Then I put the marker on my roof , about 30 feet high), and it shows CHAN at like -7.5 dB.

So, it's almost like better to keep it at my fence post antenna location than going on the roof the house... weird...

Also, I played with the height setting at the fence post location and if I set it to 20 feet, my dB when down to like -7.2 dB...

Weird, eh? Guess in *some* rare situation it's better not to have a higher antenna... oh well...

some of this "picking up signals" is an art-form and not so much science (though most is science and math). eheeh...
be236 is offline   Reply With Quote
Old 23-Sep-2011, 6:31 PM   #36
GroundUrMast
Moderator
 
GroundUrMast's Avatar
 
Join Date: Oct 2010
Location: Greater Seattle Area
Posts: 4,773
The mathematical model used by TV fool is only able to predict based on the information is has access to. It does not have an absolute picture of every tree, building, rock, etc. The terrain data is finite in resolution.

Yes, in some cases, you'll get better reception close to the ground. That's the exception, not the rule, in the real world. Simulation is a valuable aid but the real world is where it happens.

Per TV Fool:
Quote:
About the signal strengths and coverage overlays
- They DO take into account the transmitter power, frequency, antenna pattern, and height
- They DO account for propagation losses due to terrain
- They DO account for curvature of the Earth
- They DO NOT take into account your antenna gain, amps, or receiver sensitivity
- They DO NOT account for building obstructions or indoor penetration
- They DO NOT account for multipath
...
Please understand that this is a simulation and can only be treated as a rough approximation. Reception at your location is affected by many factors such as multipath, antenna gain, receiver sensitivity, buildings, and trees - which are not taken into account. Your mileage may vary.
(Emphasis added)
__________________
If the well is dry and you don't see rain on the horizon, you'll need to dig the hole deeper. (If the antenna can't get the job done, an amp won't fix it.)
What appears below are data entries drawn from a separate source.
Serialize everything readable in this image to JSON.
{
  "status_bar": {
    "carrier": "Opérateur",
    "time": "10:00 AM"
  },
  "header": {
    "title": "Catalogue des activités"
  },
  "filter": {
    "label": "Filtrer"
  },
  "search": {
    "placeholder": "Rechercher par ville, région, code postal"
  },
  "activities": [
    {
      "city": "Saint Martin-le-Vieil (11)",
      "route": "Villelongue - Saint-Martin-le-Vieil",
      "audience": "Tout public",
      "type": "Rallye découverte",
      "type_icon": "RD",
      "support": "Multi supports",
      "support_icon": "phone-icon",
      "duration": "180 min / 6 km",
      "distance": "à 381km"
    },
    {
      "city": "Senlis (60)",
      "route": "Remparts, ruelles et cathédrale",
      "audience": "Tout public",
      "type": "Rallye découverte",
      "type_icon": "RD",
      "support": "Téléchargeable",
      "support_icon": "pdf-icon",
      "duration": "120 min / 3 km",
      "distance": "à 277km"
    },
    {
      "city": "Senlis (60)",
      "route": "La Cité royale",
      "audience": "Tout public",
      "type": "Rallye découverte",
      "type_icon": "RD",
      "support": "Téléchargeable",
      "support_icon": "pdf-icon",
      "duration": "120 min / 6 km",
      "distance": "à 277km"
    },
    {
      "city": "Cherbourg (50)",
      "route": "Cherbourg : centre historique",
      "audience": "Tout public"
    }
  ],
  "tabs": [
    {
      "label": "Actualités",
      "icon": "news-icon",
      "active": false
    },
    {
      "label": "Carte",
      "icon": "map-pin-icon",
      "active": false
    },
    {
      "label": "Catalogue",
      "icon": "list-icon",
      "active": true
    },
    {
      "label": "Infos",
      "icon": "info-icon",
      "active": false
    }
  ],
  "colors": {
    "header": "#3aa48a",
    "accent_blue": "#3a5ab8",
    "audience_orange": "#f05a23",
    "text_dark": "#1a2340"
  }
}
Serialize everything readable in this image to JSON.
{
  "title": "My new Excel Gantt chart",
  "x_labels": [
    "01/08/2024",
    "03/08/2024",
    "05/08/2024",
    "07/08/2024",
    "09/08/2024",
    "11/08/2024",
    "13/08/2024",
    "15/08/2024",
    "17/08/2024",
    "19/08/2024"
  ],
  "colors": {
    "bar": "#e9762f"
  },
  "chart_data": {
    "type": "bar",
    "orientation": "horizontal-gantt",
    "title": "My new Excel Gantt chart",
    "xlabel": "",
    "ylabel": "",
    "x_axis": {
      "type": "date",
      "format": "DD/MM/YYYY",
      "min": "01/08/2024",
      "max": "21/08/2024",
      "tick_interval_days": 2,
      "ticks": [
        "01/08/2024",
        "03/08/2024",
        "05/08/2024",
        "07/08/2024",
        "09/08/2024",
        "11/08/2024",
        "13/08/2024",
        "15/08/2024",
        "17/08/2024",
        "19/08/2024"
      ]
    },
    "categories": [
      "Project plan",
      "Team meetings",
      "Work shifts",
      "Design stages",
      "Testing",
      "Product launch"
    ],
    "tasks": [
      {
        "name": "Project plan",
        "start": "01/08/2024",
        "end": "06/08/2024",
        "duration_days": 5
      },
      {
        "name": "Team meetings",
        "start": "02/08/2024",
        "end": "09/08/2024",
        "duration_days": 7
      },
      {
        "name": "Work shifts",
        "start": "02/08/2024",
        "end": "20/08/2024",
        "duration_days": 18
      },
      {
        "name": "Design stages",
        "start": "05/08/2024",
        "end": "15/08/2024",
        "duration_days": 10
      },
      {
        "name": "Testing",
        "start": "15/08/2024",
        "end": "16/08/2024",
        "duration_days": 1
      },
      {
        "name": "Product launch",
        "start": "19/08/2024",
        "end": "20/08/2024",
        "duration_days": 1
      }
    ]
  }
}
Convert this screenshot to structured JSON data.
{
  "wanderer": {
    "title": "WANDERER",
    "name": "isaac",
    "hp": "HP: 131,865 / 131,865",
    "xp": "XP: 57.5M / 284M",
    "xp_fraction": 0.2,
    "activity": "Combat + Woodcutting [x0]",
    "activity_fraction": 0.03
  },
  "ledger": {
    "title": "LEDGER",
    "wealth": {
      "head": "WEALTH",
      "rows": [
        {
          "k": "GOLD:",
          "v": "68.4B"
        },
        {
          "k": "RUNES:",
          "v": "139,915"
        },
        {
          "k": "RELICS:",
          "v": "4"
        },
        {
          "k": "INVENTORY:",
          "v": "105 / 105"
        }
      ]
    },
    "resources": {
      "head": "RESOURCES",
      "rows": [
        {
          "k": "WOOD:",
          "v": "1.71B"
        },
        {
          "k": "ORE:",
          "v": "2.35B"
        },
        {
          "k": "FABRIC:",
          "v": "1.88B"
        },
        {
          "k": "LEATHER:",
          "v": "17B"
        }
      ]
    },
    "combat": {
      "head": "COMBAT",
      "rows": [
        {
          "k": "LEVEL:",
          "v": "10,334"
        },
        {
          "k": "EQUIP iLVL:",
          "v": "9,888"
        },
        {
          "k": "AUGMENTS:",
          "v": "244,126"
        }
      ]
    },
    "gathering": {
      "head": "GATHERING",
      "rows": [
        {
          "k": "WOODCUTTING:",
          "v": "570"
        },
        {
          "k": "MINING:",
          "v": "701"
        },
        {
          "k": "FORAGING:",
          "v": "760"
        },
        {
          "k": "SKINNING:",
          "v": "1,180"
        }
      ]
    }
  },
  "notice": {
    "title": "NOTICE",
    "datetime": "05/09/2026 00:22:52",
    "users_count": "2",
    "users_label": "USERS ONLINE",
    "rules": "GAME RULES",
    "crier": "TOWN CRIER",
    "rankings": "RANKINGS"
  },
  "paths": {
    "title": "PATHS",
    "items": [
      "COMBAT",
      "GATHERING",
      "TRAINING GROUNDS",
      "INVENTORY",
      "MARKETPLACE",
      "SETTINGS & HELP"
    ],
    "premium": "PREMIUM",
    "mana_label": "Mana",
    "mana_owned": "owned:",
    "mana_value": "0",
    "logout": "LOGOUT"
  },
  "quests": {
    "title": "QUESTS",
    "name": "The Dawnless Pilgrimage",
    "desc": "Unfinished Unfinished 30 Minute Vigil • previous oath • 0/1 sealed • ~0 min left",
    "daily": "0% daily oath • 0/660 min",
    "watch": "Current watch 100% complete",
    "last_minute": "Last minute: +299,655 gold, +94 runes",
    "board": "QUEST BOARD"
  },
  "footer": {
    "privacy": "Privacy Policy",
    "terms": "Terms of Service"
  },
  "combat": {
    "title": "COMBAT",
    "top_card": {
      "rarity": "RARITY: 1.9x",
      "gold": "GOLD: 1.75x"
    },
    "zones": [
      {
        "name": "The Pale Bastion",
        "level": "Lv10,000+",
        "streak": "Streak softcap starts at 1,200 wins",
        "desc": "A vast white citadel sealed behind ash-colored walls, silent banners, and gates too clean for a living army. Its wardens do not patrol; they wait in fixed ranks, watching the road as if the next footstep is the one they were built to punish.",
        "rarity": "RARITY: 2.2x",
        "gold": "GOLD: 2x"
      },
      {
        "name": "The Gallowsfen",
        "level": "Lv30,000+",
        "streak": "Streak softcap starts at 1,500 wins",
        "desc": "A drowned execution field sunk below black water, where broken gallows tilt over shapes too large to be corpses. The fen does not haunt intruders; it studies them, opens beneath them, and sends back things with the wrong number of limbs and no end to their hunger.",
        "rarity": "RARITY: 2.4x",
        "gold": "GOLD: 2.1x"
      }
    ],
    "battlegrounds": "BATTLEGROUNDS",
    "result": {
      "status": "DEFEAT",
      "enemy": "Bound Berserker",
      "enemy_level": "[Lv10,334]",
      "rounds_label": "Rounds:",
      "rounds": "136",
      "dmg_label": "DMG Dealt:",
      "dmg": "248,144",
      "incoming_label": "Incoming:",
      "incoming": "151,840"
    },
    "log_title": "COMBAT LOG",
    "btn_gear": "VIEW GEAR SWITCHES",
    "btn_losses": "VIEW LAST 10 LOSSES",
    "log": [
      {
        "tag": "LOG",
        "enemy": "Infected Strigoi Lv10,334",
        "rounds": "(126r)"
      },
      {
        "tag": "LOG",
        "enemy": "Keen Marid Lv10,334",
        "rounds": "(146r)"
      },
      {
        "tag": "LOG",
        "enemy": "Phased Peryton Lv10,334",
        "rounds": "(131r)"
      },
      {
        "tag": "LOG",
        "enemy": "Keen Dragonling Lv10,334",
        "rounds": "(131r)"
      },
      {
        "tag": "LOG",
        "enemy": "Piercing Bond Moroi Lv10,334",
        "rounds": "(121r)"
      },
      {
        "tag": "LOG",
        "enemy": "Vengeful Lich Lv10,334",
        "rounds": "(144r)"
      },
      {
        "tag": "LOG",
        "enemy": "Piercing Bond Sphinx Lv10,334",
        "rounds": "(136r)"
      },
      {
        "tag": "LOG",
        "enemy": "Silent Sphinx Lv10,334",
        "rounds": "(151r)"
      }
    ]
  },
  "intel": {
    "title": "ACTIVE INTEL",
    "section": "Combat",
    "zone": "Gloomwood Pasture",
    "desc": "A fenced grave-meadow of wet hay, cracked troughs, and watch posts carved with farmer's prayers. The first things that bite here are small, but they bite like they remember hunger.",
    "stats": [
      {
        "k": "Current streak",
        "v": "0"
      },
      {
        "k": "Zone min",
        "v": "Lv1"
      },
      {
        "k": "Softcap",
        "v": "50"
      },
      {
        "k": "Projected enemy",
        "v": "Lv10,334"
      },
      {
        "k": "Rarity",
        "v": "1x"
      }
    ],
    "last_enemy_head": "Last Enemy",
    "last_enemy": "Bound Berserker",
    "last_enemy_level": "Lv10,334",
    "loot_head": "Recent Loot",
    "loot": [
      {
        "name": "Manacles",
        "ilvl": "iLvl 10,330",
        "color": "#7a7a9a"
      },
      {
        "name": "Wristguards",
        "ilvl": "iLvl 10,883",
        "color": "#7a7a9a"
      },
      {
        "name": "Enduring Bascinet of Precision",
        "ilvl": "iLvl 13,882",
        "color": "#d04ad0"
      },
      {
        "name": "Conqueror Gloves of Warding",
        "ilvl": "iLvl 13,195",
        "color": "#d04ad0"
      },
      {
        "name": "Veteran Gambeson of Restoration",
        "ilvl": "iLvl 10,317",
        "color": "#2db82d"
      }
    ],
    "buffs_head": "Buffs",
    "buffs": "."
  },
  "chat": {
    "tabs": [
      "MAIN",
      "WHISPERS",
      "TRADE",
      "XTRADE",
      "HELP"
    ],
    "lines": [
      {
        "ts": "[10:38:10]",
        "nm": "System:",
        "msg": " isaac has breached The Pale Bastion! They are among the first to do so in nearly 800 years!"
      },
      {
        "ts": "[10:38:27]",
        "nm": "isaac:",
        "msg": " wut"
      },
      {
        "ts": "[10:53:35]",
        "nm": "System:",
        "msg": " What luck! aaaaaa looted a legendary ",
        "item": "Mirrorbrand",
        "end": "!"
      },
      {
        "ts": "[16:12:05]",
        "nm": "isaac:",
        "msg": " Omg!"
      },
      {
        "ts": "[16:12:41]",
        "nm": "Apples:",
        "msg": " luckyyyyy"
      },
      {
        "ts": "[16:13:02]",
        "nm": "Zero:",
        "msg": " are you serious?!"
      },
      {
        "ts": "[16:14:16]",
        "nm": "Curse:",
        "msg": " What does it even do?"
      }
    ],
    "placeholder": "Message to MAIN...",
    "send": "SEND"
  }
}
(Please direct account activation inquiries to 'admin')

Last edited by GroundUrMast; 23-Sep-2011 at 6:40 PM.
GroundUrMast is offline   Reply With Quote
Old 23-Sep-2011, 9:04 PM   #37
be236
Senior Member
 
Join Date: Sep 2011
Posts: 135
Yup.. understand those points...

... next, I picked up what looked like a DB4 antenna off Craigslist. All the V-shaped elements are quite rusted. Given this antenna claims a -13 dB gain... with all that rust, how much gain did I "lose?" Maybe -5 db ?
be236 is offline   Reply With Quote
Reply

Bookmarks

Go Back   TV Fool > Over The Air Services > Help With Reception


Thread Tools

Posting Rules
You may not post new threads
You may not post replies
You may not post attachments
You may not edit your posts

BB code is On
Smilies are On
[IMG] code is On
HTML code is Off




All times are GMT. The time now is 8:21 PM.


Powered by vBulletin® Version 3.8.8
Copyright ©2000 - 2021, vBulletin Solutions, Inc.
Copyright © TV Fool, LLC